3 dessins de Léonard de Vinci, anatomiste de génie. Interview by Hélène Combis
from France Culture about the anatomical drawings of Leonardo Da Vinci.
Gimme six! Researchers discover aye-aye's extra finger. Science daily write up on the research
we did in collaboration with Adam Hartstone-Rose, Edwin Dickinson and Marissa Boettcher and where we describe the pseudothumb of the Aye Aye for the first time. Click
here for a link to the original publication. The news was picked up in several other media outlets:
Ces lézards qui défient les ouragans et la sélection naturelle.
Write up on a collaborative study investigating the impact of hurricanes on natural populations of lizards. This was also picked up by many other media outlets:
Science et avenir,
Zeste de Science a great science outreach video by the French CNRS,
Gizmodo another great write-up and video.
CNRS Communiqué de presse. Write up by the CNRS of a collaborative study I did with Paul-Antoine
Libourel and a bunch of other colleagues on lizard sleep. We were interested in whether lizards show two sleep states or not. Click
here for the original publication. This research was picked up by the media:
Le Moloch, épineuse éponge. I was asked by a journalist
of Le monde to comment on a paper that describes the way an unusual lizard takes up water. Click here for the original publication.
Island Lizards Shift to Evolutionary Fast-Track after Invasive Goats and Rats Are Eradicated.
Write up by science writer Geoffrey Giller on the work I did with Colin Donihue looking at the effects of the eradication of rats and goats from the tiny island of Redonda.
Question de la semaine : comment les serpents peuvent-ils se déplacer si facilement sans patte ?.
I was asked by Sciences et Avenir to answer a questions the readers of the magazine had: how do snakes move without limbs?.
On n'est pas que des cobayes. Se déplacer comme un serpent !. I participated in a kids science program on
how snakes move.
Chameleons of the world. I participated in a nature documentary on chameleons. They came and filmed in the lab

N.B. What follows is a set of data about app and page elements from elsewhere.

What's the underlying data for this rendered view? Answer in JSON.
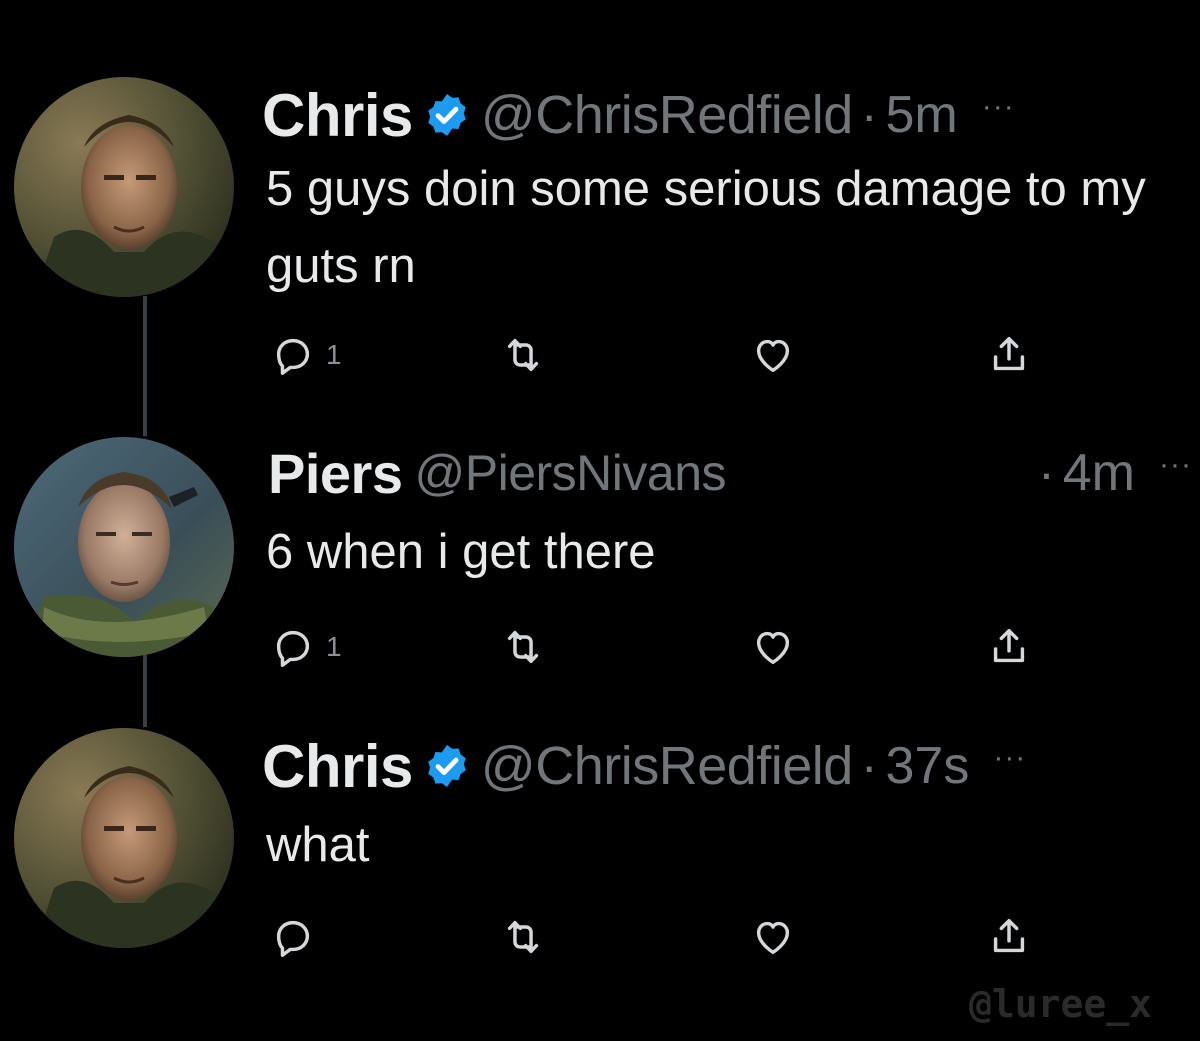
{
  "tweets": [
    {
      "display_name": "Chris",
      "verified": true,
      "handle": "@ChrisRedfield",
      "separator": "·",
      "time": "5m",
      "more": "···",
      "text": "5 guys doin some serious damage to my guts rn",
      "reply_count": "1",
      "avatar": "chris-redfield-avatar"
    },
    {
      "display_name": "Piers",
      "verified": false,
      "handle": "@PiersNivans",
      "separator": "·",
      "time": "4m",
      "more": "···",
      "text": "6 when i get there",
      "reply_count": "1",
      "avatar": "piers-nivans-avatar"
    },
    {
      "display_name": "Chris",
      "verified": true,
      "handle": "@ChrisRedfield",
      "separator": "·",
      "time": "37s",
      "more": "···",
      "text": "what",
      "reply_count": "",
      "avatar": "chris-redfield-avatar"
    }
  ],
  "icons": {
    "reply": "reply-icon",
    "retweet": "retweet-icon",
    "like": "heart-icon",
    "share": "share-icon",
    "verified": "verified-badge-icon",
    "more": "more-icon"
  },
  "colors": {
    "background": "#000000",
    "text": "#e7e9ea",
    "muted": "#71767b",
    "verified": "#1d9bf0"
  },
  "watermark": "@luree_x"
}
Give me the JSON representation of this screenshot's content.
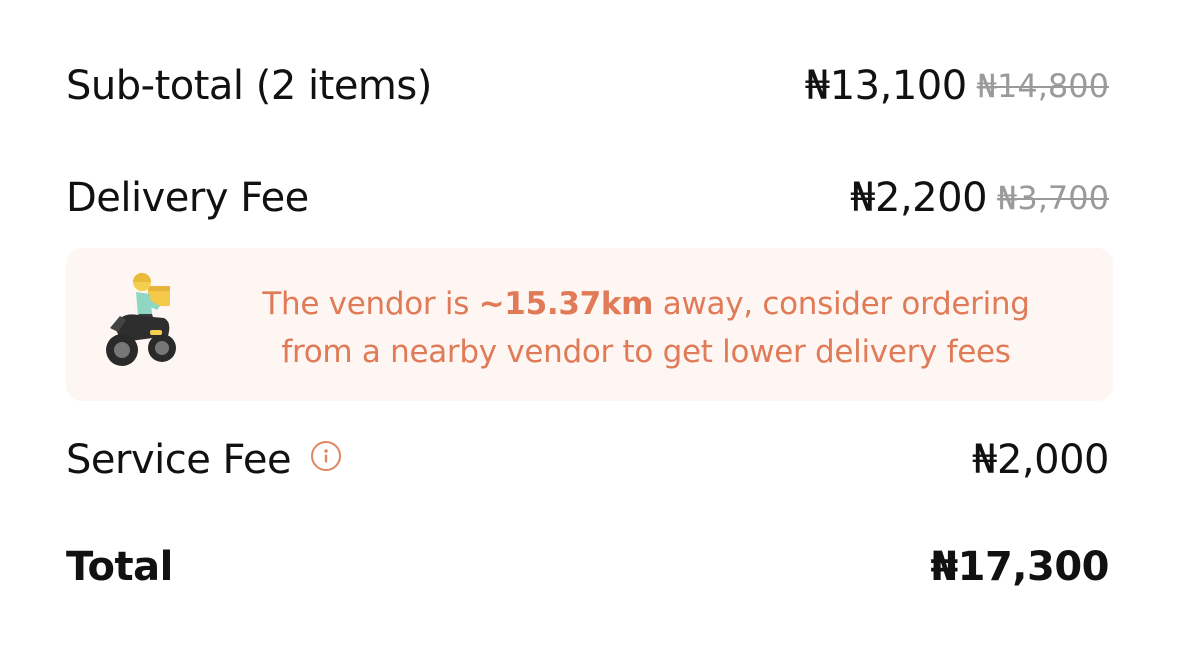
{
  "summary": {
    "subtotal": {
      "label": "Sub-total (2 items)",
      "price": "₦13,100",
      "old_price": "₦14,800"
    },
    "delivery": {
      "label": "Delivery Fee",
      "price": "₦2,200",
      "old_price": "₦3,700"
    },
    "notice": {
      "prefix": "The vendor is ",
      "distance": "~15.37km",
      "suffix_line1": " away, consider ordering",
      "line2": "from a nearby vendor to get lower delivery fees",
      "illustration": "delivery-rider-motorbike"
    },
    "service": {
      "label": "Service Fee",
      "price": "₦2,000",
      "icon": "info-icon"
    },
    "total": {
      "label": "Total",
      "price": "₦17,300"
    }
  },
  "colors": {
    "accent": "#e07a57",
    "notice_bg": "#fdf6f3",
    "strike": "#9a9a9a"
  }
}
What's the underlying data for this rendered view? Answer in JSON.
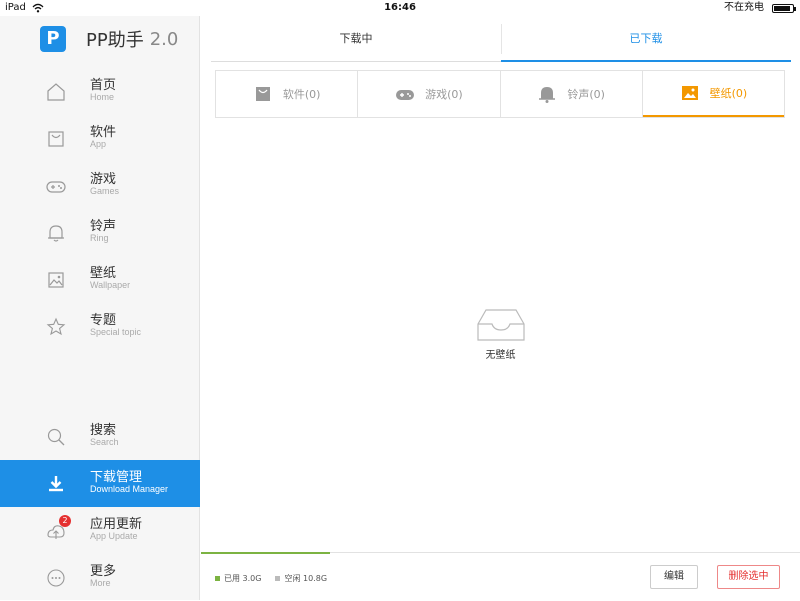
{
  "status_bar": {
    "device": "iPad",
    "time": "16:46",
    "charging": "不在充电",
    "battery_level": 0.9
  },
  "app": {
    "name": "PP助手",
    "version": "2.0",
    "logo_letter": "P",
    "accent": "#1e8fe6",
    "highlight": "#f39800"
  },
  "sidebar": {
    "items": [
      {
        "title": "首页",
        "sub": "Home",
        "icon": "home-icon"
      },
      {
        "title": "软件",
        "sub": "App",
        "icon": "bag-icon"
      },
      {
        "title": "游戏",
        "sub": "Games",
        "icon": "gamepad-icon"
      },
      {
        "title": "铃声",
        "sub": "Ring",
        "icon": "bell-icon"
      },
      {
        "title": "壁纸",
        "sub": "Wallpaper",
        "icon": "image-icon"
      },
      {
        "title": "专题",
        "sub": "Special topic",
        "icon": "star-icon"
      }
    ],
    "bottom_items": [
      {
        "title": "搜索",
        "sub": "Search",
        "icon": "search-icon"
      },
      {
        "title": "下载管理",
        "sub": "Download Manager",
        "icon": "download-icon",
        "active": true
      },
      {
        "title": "应用更新",
        "sub": "App Update",
        "icon": "update-icon",
        "badge": "2"
      },
      {
        "title": "更多",
        "sub": "More",
        "icon": "more-icon"
      }
    ]
  },
  "main": {
    "top_tabs": [
      {
        "label": "下载中"
      },
      {
        "label": "已下载",
        "active": true
      }
    ],
    "categories": [
      {
        "label": "软件(0)",
        "icon": "bag-icon"
      },
      {
        "label": "游戏(0)",
        "icon": "gamepad-icon"
      },
      {
        "label": "铃声(0)",
        "icon": "bell-icon"
      },
      {
        "label": "壁纸(0)",
        "icon": "image-icon",
        "active": true
      }
    ],
    "empty_text": "无壁纸"
  },
  "footer": {
    "used_label": "已用 3.0G",
    "free_label": "空闲 10.8G",
    "used_color": "#7cb342",
    "free_color": "#bbbbbb",
    "used_fraction": 0.215,
    "edit_label": "编辑",
    "delete_label": "删除选中"
  }
}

to see how chameleons work. Using X-ray video we explore the function of the tongue and locomotion in chameleons.
Secrets of Bones. I provided X-ray footage of an egg-eating snake crushing an egg.
Papouasie, un dernier éden. Le monde terrestre. I participated in a documentary on the wildlife of Papua New Guinea.
They came and filmed in the lab to explore the function of the tail in kangaroos that were filme in Papua New Guinea.
Les ondulations uniques des serpents volants.
I was asked by a scientist of Le Monde to comment on a paper published in the Journal Experimental Biology on the kinematics of gliding snakes.
The origin of snakes: New evolutionary scenario.
Write up by Science Daily on a project I was involved in looking at the cranial anatomy of snakes and how this may help answer the long-standing question on the origin of snakes.
Snake Kills Bigger Snakes With World's Most Powerful Squeeze.
National Geographic asked me to comment on a paper describing how snakes can constrict, kill and eat other snakes.
Tree frogs evolving to monkey around. Write up on our study investigating
how tree frogs manage to walk on thin branches and how they adapt their posture and kinematics to do so.
New York Times Scientist at work. Blog from the New York Times
where collaborator Jonathan Losos was asked to blog about our field research in South America. See also An embarrasment of anoles,
Quest for a little known suburban lizard,
A beach vacation lizard style, and
Mighty Mouse Lemurs Have Super Arm Strength. write-up
about the work I did with Pauline Zablocki-Thomas on mous lemur grip strength.